There is a palpable nervous in advertising land, as the agency landscape becomes more fragmented, complicated and confusing. Taking a step into the future, how will the agency landscape change?
More specialised agencies will encroach the market place. Iris Worldwide chief marketing officer, Europe, Claire Humphris, says this is due to various outputs that clients are having to produce are very varied. She explains: “One minute it might be a TV execution, the next minute it will be a retail experience which they'll also be asked to look at a digital transformation piece that impacts on customer service and the way their products go to market.”
From a digital standpoint, Red Badger founder and chief executive officer, Cain Ullah, says that this space is in a constant flux and larger players are acquiring smaller ones. “Clients are also building their own capabilities,” he says. “Agencies are going to have to evolve and be ahead of the curve to stay relevant.”
As a result, the new business intermediary market place is growing and evolving as well. Steve Bell, founder and European chief executive officer of Iris says: “Most agencies now, are claiming to have real depth of specialism, in pretty much every discipline that is in the market place,” he explains. “You are now hearing of media agencies who are experts in creative work, or advertising agencies claiming to be experts in CRM or data strategies, making it really difficult for clients to work out who they should be working with.” He continues: “It will be critical for intermediaries and consultants to help navigate clients through this market place. Otherwise you will have very mediocre responses with agencies claiming to be experts in areas that aren't truly in their sweet spots.”

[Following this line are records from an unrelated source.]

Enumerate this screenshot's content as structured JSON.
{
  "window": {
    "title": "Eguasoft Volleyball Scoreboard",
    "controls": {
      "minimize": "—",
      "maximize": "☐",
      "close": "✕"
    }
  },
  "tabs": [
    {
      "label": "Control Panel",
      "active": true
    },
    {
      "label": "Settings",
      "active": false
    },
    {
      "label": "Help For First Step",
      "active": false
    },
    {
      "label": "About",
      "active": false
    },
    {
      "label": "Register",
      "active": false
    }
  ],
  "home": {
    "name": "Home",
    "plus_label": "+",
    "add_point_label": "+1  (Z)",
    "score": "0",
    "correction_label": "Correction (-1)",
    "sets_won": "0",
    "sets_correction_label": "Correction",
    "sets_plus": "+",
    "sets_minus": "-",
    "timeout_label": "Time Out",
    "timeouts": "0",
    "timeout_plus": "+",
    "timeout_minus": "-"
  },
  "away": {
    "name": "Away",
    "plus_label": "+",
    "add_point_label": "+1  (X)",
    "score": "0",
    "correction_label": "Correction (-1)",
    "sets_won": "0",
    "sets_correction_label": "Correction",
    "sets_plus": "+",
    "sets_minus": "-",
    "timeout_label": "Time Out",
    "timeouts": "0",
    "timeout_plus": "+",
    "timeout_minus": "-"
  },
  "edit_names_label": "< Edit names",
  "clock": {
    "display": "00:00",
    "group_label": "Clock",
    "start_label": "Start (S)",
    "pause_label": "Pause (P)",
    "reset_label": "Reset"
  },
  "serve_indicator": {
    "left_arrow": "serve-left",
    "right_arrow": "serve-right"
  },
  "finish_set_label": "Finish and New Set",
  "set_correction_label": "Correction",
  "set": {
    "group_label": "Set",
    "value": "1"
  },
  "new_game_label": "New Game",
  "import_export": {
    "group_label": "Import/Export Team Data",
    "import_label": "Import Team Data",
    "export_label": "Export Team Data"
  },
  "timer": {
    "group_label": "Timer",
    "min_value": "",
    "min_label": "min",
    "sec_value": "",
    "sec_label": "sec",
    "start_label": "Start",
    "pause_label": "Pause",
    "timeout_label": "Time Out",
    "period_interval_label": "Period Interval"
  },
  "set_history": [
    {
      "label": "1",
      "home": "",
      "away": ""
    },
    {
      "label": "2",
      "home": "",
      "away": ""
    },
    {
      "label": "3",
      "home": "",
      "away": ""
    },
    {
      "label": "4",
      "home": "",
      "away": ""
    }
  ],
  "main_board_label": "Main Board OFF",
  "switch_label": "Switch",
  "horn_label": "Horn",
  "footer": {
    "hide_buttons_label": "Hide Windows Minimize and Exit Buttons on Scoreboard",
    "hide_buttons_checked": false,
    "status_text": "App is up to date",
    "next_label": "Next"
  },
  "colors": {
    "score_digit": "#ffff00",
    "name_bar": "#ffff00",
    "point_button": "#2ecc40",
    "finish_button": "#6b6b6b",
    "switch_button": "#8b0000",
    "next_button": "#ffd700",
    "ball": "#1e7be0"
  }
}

Big management consultancy companies are meanwhile nibbling away at the advertising agencies’ lunch. They are buying up agencies and setting up in-house competition. Ullah says agencies are now positioning themselves as “a more nimble, focused and highly talented alternative to the bigger organisations. They can provide tip of the spear innovation with 'A' teams deployed on client projects that the larger companies just can't provide as they are too large for everyone to be highly talented,” Ullah explains. “The smaller agencies are focused on providing value, can be less sales or revenue driven and have the capability to deliver successfully, much faster and an order of magnitude cheaper.”
Iris, on the other hand, adopted the boutique management consultancy, Concise in 2008. The management consultancies that are offering creative is reflective of how commoditised creativity and execution in different channels has become, expresses Humphris. “What clients need more than ever, is string strategic direction and people who understand how to solve the business problem. When the range of output or the number of solutions is more bewildering than ever, you need to get to the heart of the problem. What is it that is holding the business back?”
On paper, managing consultancies makes sense, says Bell. Bringing together the creative side of the industry that they work in, coupled with the rigour and data-led consulting approaches that a lot of the managing consultancies have, will bring huge benefits to clients, he adds. “It would be almost irresistible to clients. For me, it's as much about how these organisations integrate. We know this from first-hand experience after buying Concise nine years ago. It took us a few years to truly understand and appreciate the differences of how culturally managing consultancies in a creative agency actually operate.”
But what do clients want from agencies? Do they want to work with the big giants or is it small independent boutique agencies that are getting the attention? Ullah says that for many, the larger organisations are seen as the safe bet. “This is ‘Nobody ever got fired for choosing IBM’ behaviour. But this is generally because they don't know better. Choosing larger companies to work with incurs huge costs, is almost always slower and the end product is much worse.”
Clients are beginning to catch on to the fact that start-ups ‘care’ more about their business than the larger companies, Ullah continues. “They have much better capability to deliver and can provide the value that they need. This is why you are seeing clients choosing to work with often multiple smaller agencies that can provide specialist skills and approaches as an alternative to one large company.”
It’s not an either-or situation, adds Bell. The market is big enough for there to be success for boutique agencies and successful big networks. “The pendulum won't shift so far where it has to be a network or small boutique,” he explains. “What is very clear is that brands want specialism, they need them. Gone are the days of the small to medium sized agencies that can claim to be an expert or deliver a specialism for a client. What clients want is working with people that they like, trust and respect, but more importantly, that will take their brand forward.”
Ullah, Humphris and Bell are all speakers for Agency Acceleration Day, a conference all about growing your business. This essential industry event is for all marketing communication agencies, big and small. Learn how CEOs and other fast-growing agencies future-proof their business.
Tickets are available to purchase now for the event which takes place on Thursday March 15 in London.